The Kauai County Council will take up the topic of cesspools today, when it considers a resolution to support a low-interest loan program to help residents convert to septic systems.
Proposed by outgoing Chair Jay Furfaro, the resolution calls for funding a 20-year loan program with $10 million in bonds. The program would serve people who meet income restrictions, and are buying or selling houses within 200 feet of a perennial stream, river, ocean, or shoreline, or a two-year groundwater travel time to the intake of a public drinking water well.
Quite a few properties would qualify. Kauai has some 14,000 cesspools, and 11,600 of them are located in perennial watersheds, discharging approximately 8.1 million gallons of effluent, 1,800 kilograms of nitrogen and 520 kg of phosphorus into the environment daily, according to the resolution. Ugh.
The resolution was driven by the state Health Department's proposed rule changes, which would prohibit new cesspools — Kauai has wisely already done this — and require houses with cesspools to convert to septic systems within 180 days of sale.
The conversion cost is estimated at $15,000 to $20,000, according to the resolution, “which may be cost prohibitive for a majority of residents on Kauai who would like to own or sell a home on Kauai. It goes on to claim that mandated conversions will cause “extreme financial hardship” for the community.
No doubt that's true for some, and low-cost loans seem reasonable to help them.
But in the meantime, what can be done to hurry along those who most certainly can afford it, and whose properties are located right on the ocean? Like the numerous vacation rentals in Haena and Hanalei, which Jay curiously never mentions in his resolution, though he does reference homes in Wailua-Kapaa, Nawiliwili and the area from Poipu-Hanapepe.
One blatant example is the $3.987 million Bali Hai Dream House, which is owned by the Paskal (tour boats and Postcards restaurant) Trust and located right on Makua (Tunnels).
Though records show the house was significantly upgraded in 1996, it's still using the same small cesspool that was dug back in 1970 for the original little house. Only now it has three bathrooms, and sleeps six-to-eight. With a weekly rent of $9,500, it could quickly cover the cost of a conversion.
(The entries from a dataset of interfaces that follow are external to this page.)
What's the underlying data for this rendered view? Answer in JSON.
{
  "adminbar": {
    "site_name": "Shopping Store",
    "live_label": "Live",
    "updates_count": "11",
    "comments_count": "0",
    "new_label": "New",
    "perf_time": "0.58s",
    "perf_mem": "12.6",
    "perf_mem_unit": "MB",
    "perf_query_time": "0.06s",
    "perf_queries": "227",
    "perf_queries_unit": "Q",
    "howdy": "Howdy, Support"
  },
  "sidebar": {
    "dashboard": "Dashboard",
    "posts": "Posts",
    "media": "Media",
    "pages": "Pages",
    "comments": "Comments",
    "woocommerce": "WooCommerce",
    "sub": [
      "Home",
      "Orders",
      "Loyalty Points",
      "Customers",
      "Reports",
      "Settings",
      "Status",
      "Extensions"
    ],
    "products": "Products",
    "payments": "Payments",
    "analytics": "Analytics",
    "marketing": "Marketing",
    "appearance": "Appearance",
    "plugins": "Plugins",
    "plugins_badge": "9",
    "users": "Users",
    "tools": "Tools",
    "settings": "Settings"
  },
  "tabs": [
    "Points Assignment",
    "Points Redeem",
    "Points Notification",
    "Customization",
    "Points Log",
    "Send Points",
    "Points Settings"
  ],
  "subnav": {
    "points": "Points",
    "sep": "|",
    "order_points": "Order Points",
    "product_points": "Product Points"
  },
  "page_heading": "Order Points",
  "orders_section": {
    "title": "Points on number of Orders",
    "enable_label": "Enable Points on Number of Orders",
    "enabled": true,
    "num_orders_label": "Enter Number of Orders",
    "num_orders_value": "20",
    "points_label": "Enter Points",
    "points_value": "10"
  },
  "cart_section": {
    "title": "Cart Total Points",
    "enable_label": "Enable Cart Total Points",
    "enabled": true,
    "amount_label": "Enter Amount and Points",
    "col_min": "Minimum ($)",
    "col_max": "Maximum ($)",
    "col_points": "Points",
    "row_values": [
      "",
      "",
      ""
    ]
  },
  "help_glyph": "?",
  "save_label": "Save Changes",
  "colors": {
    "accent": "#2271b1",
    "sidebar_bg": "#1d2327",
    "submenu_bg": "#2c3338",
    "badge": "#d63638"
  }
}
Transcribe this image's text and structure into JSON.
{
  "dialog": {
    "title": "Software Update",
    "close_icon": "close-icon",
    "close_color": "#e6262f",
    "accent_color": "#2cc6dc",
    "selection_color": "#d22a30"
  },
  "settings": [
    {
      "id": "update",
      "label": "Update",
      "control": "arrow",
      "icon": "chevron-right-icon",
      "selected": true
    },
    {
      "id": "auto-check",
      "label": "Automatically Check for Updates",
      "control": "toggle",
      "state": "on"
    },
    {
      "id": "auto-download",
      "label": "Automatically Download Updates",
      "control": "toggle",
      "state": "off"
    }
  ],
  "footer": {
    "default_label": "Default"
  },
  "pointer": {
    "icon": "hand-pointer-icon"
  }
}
And then there's the Teak House, an $8 million, eight-bedroom, 6,026-square-foot vacation rental that was built atop burials by the Zimmerman family — which, btw, funds the local anti-GMO movement. This TVR has 8 full baths, one half-bath and a pool, all served by a small cesspool built in 1989.
Come on! This is totally unacceptable for high-value, high-use TVRs right on the ocean. Sadly, these properties are but two of many. It's time for the county to require conversion to septic as a condition of renewing TVR permits.
The last time I wrote about the proposed cesspool rules, I got a comment from Kauai Principal Broker F. Lee Morey, who wrote:
What is true is that what is proposed by the Dept. of Health, which is point of sale replacement is not a good idea. We average 150 sales per year that have cesspools. This info is taken from MLS records. There are approximately 14,000 cesspools on Kauai. That equates to 93 years if all cesspool properties were to be sold and changed. Then throw into that equation the problems that point of sale will create with lenders, lower end and older homes. Primarily hurting those that can least afford it. We want cesspools gone. We just believe there is a better way to do it than point of sale.
What I personally would like to see, as a Realtor, is a 10 year deadline to get rid of all cesspools. First focusing on the most critical areas that have been identified. I would like to see no interest or low interest loans so that the replacement can take place prior to a sale and not create withholding issues for lenders. The cost of replacement is $20,000 to $30,000 per property. The smaller lots, under 10,000 sq. ft., must use a system that fits down into the cesspool that now costs $30,000. You can see how that may be cost prohibitive for some families. There should also be tax credits just like solar.
Last but not least there has to be enforcement. I think that the Dept. of Health feels it will be easy to monitor at point of sale. Though monitoring may be easier 1) It will not get the job done in a timely manner and 2) we need to offer some assistance for those that were complying with the law when they built their homes and not penalize those that can least afford it.
The Garden Island has written extensively about Mahaulepu stream contamination, which can apparently be attributed to nene, chickens and wild pigs (what a surprise), and the North Shore coral disease. But it's been totally mum about the impact of TVR cesspools on water quality, perhaps because neither Surfrider nor the Terry Lilley fan club have an ax to grind there.
Regardless of what the DOH decides, Kauai County can take its own path toward cleaner water by helping locals with low-cost loans and demanding septic conversions for TVRs near the ocean and streams. As for tax credits, they should be limited to the least expensive properties, not issued across the board.